Directed by: James Cameron
Written by: James Cameron
Starring: Ed Harris, Mary Elizabeth Mastrantonio, Michael Biehn
The world does not have enough films that take place in submarines in the deep parts of the ocean. This setting provides an excellent backdrop because so much in the deep remains disturbingly unknown. Humans can only traverse so deep into the ocean due to the pressure, which will prohibit us from ever truly knowing everything. A weird feeling because it feels completely accessible while also being ever-mysterious. We will never know every species that presides down there and in the Abyss, something out of the scope of science might pop up.
This film follows a private crew tasked by the United States military to investigate something deep in the ocean. Bud Brigman (Ed Harris) leads the crew with assistance from his wife, Dr. Lindsey Brigman (Mary Elizabeth Mastrantonio). Along with the crew, three Navy SEALs join them to assist with the location because of the implications it would have. With that amount of people deep in the ocean, plenty could go wrong, especially when the relationships are rife with untold secrets.
Whenever speaking of a James Cameron film, the visuals will always be a talking point and The Abyss certainly contributes to it. The ocean and the creatures found look spectacular and the way they’re captured visually adds to the wonderment of this mission, especially when considering the era of this film’s release. Cameron always pushes the limits of technology, which has always led him to succeed financially, like with Avatar. This film doesn’t receive the same level of discussion, especially when compared to the Terminator films and the monumental hit of Titanic. However, The Abyss demonstrates Cameron’s greatest feat of storytelling.
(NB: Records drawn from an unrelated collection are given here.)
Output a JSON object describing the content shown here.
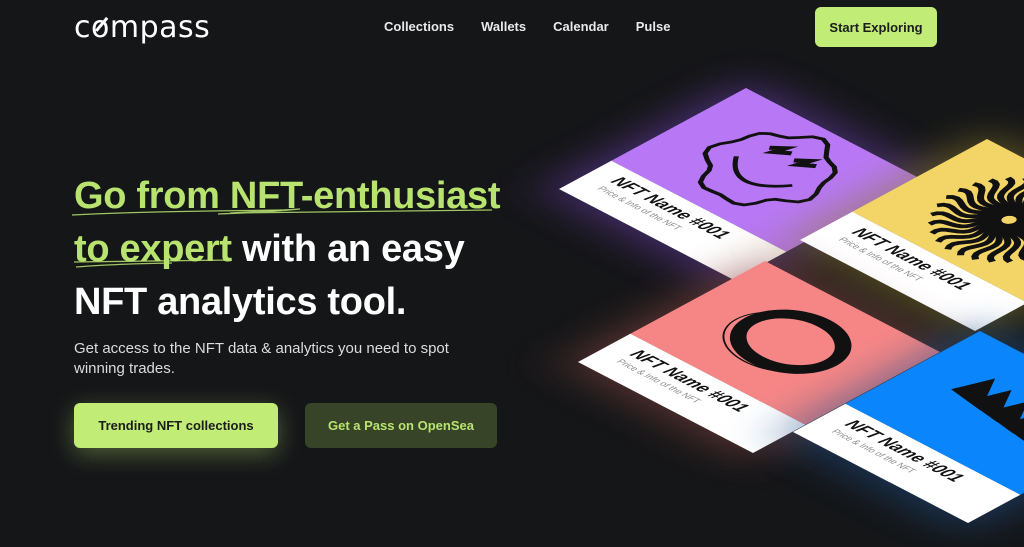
{
  "nav": {
    "logo": "compass",
    "links": [
      "Collections",
      "Wallets",
      "Calendar",
      "Pulse"
    ],
    "cta": "Start Exploring"
  },
  "hero": {
    "title_highlight_1": "Go from NFT-enthusiast",
    "title_highlight_2": "to expert",
    "title_rest_1": " with an easy",
    "title_rest_2": "NFT analytics tool.",
    "subtitle": "Get access to the NFT data & analytics you need to spot winning trades.",
    "primary_button": "Trending NFT collections",
    "secondary_button": "Get a Pass on OpenSea"
  },
  "colors": {
    "background": "#151618",
    "accent": "#c1ec76",
    "accent_text": "#b8e36f",
    "secondary_button_bg": "#374427"
  },
  "cards": [
    {
      "name": "NFT Name #001",
      "info": "Price & Info of the NFT",
      "color": "#b878f5",
      "glow": "#6a3fb0",
      "art": "smiley-icon"
    },
    {
      "name": "NFT Name #001",
      "info": "Price & Info of the NFT",
      "color": "#f3d466",
      "glow": "#8a7a2a",
      "art": "sunburst-icon"
    },
    {
      "name": "NFT Name #001",
      "info": "Price & Info of the NFT",
      "color": "#f68686",
      "glow": "#8c4a44",
      "art": "ring-icon"
    },
    {
      "name": "NFT Name #001",
      "info": "Price & Info of the NFT",
      "color": "#0a85fc",
      "glow": "#1f4f8a",
      "art": "zigzag-icon"
    }
  ]
}
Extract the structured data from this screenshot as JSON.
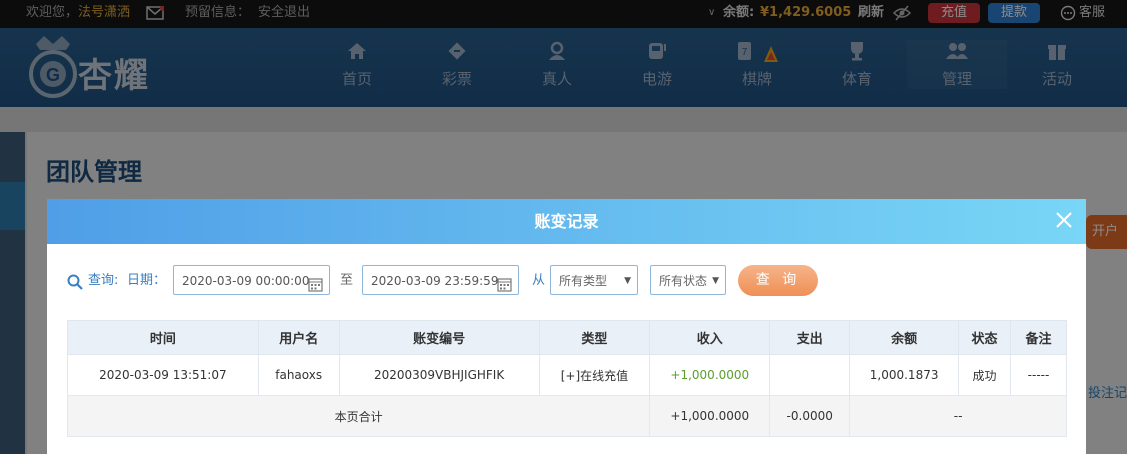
{
  "topbar": {
    "welcome": "欢迎您，",
    "username": "法号潇洒",
    "message_label": "预留信息：",
    "logout": "安全退出",
    "balance_label": "余额:",
    "balance_value": "¥1,429.6005",
    "refresh": "刷新",
    "recharge": "充值",
    "withdraw": "提款",
    "service": "客服"
  },
  "brand": {
    "logo_text": "杏耀"
  },
  "nav": [
    {
      "label": "首页",
      "icon": "home-icon"
    },
    {
      "label": "彩票",
      "icon": "ticket-icon"
    },
    {
      "label": "真人",
      "icon": "live-dealer-icon"
    },
    {
      "label": "电游",
      "icon": "slot-machine-icon"
    },
    {
      "label": "棋牌",
      "icon": "cards-icon"
    },
    {
      "label": "体育",
      "icon": "trophy-icon"
    },
    {
      "label": "管理",
      "icon": "users-icon"
    },
    {
      "label": "活动",
      "icon": "gift-icon"
    }
  ],
  "page": {
    "title": "团队管理",
    "side_button": "开户",
    "side_link": "投注记"
  },
  "modal": {
    "title": "账变记录",
    "filters": {
      "query_label": "查询:",
      "date_label": "日期：",
      "start_date": "2020-03-09 00:00:00",
      "to_label": "至",
      "end_date": "2020-03-09 23:59:59",
      "from_label": "从",
      "type_select": "所有类型",
      "status_select": "所有状态",
      "query_button": "查 询"
    },
    "table": {
      "headers": [
        "时间",
        "用户名",
        "账变编号",
        "类型",
        "收入",
        "支出",
        "余额",
        "状态",
        "备注"
      ],
      "rows": [
        {
          "time": "2020-03-09 13:51:07",
          "user": "fahaoxs",
          "code": "20200309VBHJIGHFIK",
          "type": "[+]在线充值",
          "income": "+1,000.0000",
          "expense": "",
          "balance": "1,000.1873",
          "status": "成功",
          "note": "-----"
        }
      ],
      "summary": {
        "label": "本页合计",
        "income": "+1,000.0000",
        "expense": "-0.0000",
        "rest": "--"
      }
    }
  },
  "colors": {
    "accent_blue": "#3a7fc1",
    "income_green": "#5a9e2c",
    "query_orange": "#ef8f56",
    "balance_gold": "#e5a93a"
  }
}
The Abyss can certainly be classified as one of Cameron’s more sentimental films, especially when looking at the relationship between Bud and Lindsey. The arc of their relationship forms the backbone of the story, as they go from disconnection to fighting the perils they face together. They have a relationship that has strained in recent times, but dealing with the mission presented in the story will line up anyone’s priorities very quickly. The bond between Bud and Lindsey gives the audience people to connect to in the story and the emotional moments they share leave an impact. It certainly helps that the actors cast to portray the characters delivered very solid performances.
However, the biggest strength of this film comes from the ocean and the impact it has on its characters. Being so deep in the ocean really messes with the minds of people because of the pressure, and that makes individuals make some perilous decisions. Humans don’t possess the capability of going that far down in the ocean and technology allowed us to traverse in precarious waters. Even with our technological advancements, nature will still find a way to prevail and does so with the pressure’s impact on the characters. That adds to the drama in the film and the real danger felt within it. Even individuals that received training to be calm under pressure can lose focus when facing the troubles that await this crew. Couple that with the claustrophobic nature of submarines and drama will prevail, which the film executes very well.
This film provides an entertaining science-fiction adventure that pushes out the humanity of the characters as they battle the conditions and the creatures they encounter. A real hidden gem in the bombastic filmography of James Cameron, where he more so focused on story rather than spectacle. It also provides Ed Harris with a nice leading role when he must typically settle for supporting character roles. It all goes to my theory that we need more films that explore the depths of the oceans because we will never know everything that occurs down there and creates a fertile ground for fictional minds to concoct interesting creatures as explored in this visually splendid and emotional experience.